---- — SALEM — Authorities say the finish date for the first phase of the Canal Street flood project has been pushed back to the end of January after a conduit roof collapsed this week.
Contractors were excavating a section of an 8-foot-deep conduit near Saint Paul Street on Monday when a portion of its granite slab roof caved in, bringing down with it the excavator itself, said city engineer David Knowlton.
Nobody was injured, and a worker was able to back the excavator out — it had fallen about 4 feet — but Knowlton said the collapse alerted crews that more sections of the roof needed to be fixed.
“It made us aware that there’s about 55 more feet of repairs we should make,” Knowlton said.
Knowlton said that crews will construct a new roof by installing rebar and then pouring concrete and that the fixes should add about 21/2 weeks to the construction schedule.
The accident comes near the end of the project’s first phase, which includes $5.9 million of upgrades to the utilities beneath the 6,800 feet of roadway between Jefferson Avenue and Mill Street. Most of the upgrades — including repairs to water, sewer and drainage pipes, and the installation of a 60-inch drain pipe — are still expected to be done by the end of the year.
The Canal Street project aims to protect the area between Saint Paul Street and Forest Avenue, a section of Canal Street that has long suffered flooding problems so severe that the roadway can become impassable. As it is now, 0 buildings over a total of 30 acres are severely affected by storms, according to city estimates.
The delay in completing phase one isn’t expected to affect the timing of phase two, which is slated to begin next autumn and will cost $8 million. That portion of the project will focus on Canal Street’s surface and is expected to include new trees and improved signage, pavement and pedestrian crossings, with curb extensions installed near crosswalks.
Plans for phase two are approaching 75 percent completion. When they hit that point, public hearings will be held so the public can review the proposed changes. The second phase is expected to be finished at some point in 2015, at which point the final phase of the project will begin. That phase is expected to provide 100-year flood protection for the Canal Street/Salem State University corridor.
The Federal Emergency Management Agency kicked in $3 million for the first phase of the project, which broke ground on July 30. It was originally supposed to be completed by Dec. 28.

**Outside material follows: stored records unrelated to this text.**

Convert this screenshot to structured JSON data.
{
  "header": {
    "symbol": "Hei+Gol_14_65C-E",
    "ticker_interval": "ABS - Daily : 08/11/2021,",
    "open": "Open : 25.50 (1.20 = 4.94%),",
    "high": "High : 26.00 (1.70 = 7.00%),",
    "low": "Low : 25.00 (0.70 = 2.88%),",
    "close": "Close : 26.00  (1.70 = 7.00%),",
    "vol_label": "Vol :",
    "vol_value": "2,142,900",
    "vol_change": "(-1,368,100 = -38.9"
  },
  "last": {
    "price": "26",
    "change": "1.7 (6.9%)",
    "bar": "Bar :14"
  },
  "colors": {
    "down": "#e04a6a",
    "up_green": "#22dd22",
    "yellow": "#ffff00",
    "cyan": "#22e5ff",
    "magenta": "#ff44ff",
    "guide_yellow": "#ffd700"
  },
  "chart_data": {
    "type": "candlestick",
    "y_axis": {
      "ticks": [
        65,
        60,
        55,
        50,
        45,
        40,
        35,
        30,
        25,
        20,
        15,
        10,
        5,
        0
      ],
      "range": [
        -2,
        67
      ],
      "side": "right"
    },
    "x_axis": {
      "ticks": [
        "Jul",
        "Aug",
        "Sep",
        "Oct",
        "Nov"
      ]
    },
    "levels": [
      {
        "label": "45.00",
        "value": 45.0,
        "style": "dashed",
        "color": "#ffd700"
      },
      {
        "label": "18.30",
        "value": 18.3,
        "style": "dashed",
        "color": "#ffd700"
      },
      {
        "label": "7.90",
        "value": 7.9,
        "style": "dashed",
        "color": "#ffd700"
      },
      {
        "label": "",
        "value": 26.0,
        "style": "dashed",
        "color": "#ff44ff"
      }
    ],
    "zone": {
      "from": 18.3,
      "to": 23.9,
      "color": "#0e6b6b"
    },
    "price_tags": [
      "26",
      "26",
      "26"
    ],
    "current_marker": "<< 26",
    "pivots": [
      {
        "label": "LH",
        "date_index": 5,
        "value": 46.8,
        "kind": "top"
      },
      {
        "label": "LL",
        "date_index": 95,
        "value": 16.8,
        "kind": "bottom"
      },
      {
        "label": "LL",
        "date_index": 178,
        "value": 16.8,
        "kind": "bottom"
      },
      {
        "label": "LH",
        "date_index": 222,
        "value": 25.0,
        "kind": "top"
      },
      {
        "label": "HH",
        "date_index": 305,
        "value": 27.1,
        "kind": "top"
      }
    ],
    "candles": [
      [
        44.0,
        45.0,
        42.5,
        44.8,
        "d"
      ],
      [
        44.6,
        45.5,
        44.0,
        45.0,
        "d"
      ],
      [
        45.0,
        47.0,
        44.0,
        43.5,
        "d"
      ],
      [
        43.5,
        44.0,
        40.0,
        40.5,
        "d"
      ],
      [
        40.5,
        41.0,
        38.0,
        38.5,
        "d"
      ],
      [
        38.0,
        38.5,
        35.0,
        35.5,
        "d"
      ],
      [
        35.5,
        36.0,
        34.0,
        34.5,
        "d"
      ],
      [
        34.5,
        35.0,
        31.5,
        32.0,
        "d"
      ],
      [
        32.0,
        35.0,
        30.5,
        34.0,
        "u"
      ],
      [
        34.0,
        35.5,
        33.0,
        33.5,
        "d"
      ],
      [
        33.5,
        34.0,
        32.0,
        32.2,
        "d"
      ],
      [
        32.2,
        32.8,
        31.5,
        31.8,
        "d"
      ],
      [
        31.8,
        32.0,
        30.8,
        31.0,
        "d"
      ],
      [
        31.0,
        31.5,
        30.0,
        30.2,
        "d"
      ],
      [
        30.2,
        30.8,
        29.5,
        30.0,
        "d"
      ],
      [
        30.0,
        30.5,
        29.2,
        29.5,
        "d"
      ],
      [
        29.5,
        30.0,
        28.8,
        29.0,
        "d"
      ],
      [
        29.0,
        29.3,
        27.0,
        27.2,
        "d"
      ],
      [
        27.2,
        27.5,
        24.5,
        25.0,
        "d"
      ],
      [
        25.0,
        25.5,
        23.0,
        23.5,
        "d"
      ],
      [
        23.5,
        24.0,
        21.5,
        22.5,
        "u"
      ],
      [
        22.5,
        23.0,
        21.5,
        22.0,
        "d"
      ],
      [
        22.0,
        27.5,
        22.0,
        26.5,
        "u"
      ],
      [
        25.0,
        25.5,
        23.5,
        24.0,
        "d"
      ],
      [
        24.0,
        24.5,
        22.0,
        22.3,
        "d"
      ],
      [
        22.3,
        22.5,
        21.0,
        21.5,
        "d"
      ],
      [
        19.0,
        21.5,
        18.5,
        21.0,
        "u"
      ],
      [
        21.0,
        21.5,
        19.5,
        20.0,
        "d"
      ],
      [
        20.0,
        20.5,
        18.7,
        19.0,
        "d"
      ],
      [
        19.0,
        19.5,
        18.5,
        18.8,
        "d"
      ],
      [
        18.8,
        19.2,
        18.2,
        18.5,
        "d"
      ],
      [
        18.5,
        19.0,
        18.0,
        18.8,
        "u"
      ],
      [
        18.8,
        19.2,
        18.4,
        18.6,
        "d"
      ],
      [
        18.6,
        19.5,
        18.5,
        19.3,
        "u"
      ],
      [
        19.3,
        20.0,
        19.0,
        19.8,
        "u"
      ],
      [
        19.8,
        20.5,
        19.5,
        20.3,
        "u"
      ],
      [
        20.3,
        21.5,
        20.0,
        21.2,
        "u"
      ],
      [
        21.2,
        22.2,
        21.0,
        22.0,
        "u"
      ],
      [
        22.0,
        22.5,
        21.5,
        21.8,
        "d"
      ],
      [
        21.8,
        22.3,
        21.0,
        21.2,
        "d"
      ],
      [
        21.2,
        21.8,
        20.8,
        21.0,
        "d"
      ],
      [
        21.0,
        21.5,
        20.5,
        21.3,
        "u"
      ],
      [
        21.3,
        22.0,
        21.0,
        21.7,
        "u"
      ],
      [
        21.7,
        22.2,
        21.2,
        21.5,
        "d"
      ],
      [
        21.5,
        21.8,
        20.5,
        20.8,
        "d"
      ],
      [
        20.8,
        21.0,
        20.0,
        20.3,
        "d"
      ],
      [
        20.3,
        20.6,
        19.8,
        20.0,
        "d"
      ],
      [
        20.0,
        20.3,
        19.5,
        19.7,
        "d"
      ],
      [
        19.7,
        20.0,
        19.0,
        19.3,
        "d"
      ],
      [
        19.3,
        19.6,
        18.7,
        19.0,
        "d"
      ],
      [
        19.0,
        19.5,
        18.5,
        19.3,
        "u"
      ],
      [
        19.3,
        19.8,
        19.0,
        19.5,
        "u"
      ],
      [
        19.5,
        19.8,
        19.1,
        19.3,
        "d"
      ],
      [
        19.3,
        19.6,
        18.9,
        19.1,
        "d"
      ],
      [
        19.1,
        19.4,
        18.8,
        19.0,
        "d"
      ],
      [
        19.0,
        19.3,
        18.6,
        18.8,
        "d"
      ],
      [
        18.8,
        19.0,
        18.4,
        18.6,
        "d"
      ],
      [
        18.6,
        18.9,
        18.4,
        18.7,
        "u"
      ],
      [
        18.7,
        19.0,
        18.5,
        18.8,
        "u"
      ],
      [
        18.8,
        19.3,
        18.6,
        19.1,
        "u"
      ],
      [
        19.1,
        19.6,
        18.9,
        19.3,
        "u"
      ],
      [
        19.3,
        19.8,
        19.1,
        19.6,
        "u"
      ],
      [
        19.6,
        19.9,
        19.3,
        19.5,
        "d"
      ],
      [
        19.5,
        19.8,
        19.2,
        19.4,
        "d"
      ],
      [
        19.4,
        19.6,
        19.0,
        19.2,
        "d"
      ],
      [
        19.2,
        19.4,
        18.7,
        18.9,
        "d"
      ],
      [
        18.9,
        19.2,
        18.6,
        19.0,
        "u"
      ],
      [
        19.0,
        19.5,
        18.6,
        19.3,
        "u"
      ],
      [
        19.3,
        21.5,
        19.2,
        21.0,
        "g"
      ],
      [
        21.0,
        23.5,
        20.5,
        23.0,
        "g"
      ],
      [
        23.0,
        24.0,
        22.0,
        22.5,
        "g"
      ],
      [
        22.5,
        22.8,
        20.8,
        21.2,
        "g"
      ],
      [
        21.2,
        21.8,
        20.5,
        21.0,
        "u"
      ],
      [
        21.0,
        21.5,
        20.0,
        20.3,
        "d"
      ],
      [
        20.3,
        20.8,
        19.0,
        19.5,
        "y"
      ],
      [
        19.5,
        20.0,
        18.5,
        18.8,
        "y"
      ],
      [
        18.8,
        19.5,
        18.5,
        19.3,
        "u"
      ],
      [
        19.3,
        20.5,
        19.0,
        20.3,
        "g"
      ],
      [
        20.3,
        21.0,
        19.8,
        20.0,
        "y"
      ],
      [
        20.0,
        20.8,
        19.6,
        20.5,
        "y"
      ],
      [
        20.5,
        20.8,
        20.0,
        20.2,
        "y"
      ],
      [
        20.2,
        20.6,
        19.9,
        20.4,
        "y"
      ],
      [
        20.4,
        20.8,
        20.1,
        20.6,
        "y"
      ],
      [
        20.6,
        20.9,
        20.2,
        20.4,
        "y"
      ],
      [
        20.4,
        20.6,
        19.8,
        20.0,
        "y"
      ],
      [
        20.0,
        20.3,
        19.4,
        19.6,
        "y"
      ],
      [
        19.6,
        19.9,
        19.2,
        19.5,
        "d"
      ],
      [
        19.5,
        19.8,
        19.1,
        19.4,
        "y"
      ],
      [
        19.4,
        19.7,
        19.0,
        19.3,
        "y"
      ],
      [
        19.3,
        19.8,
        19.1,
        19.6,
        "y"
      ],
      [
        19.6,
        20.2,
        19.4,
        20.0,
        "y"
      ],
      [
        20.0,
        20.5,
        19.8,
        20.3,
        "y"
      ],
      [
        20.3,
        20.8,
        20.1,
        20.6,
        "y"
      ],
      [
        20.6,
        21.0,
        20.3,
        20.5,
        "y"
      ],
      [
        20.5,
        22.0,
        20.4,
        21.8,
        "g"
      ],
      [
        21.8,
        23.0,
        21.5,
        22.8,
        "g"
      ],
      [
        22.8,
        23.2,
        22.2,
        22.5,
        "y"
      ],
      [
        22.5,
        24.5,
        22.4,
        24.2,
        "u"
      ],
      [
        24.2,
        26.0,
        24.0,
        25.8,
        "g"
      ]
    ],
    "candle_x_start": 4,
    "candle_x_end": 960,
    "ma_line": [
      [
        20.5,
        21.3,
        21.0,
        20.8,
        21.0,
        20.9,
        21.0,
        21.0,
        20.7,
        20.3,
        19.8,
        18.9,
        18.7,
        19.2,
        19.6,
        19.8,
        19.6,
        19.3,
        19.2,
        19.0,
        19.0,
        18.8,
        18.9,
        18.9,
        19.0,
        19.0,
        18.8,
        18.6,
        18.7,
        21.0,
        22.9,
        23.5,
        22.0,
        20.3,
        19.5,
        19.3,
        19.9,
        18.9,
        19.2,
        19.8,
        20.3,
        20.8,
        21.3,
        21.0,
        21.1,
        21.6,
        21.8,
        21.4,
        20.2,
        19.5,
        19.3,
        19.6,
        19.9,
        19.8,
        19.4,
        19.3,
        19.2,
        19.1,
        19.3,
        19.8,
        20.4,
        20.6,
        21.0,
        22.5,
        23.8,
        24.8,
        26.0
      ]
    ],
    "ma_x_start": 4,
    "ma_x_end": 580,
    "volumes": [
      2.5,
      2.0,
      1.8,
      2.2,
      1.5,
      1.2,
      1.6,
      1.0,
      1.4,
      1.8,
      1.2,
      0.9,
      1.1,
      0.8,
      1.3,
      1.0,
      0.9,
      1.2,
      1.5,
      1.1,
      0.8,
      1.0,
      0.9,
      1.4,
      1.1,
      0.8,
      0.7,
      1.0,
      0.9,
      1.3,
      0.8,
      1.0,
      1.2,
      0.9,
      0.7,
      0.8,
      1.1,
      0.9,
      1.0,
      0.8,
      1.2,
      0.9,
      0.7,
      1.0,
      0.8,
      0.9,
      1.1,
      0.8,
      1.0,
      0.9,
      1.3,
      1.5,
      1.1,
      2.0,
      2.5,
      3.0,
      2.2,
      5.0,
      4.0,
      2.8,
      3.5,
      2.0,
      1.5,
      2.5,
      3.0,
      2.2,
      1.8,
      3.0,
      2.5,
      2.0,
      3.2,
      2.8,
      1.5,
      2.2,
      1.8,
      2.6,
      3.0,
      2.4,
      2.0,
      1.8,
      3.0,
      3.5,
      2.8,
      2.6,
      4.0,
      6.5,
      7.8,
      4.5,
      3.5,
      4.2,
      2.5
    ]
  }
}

Construction updates are available at www.buildingsalem.com.
Neil Dempsey can be reached at firstname.lastname@example.org.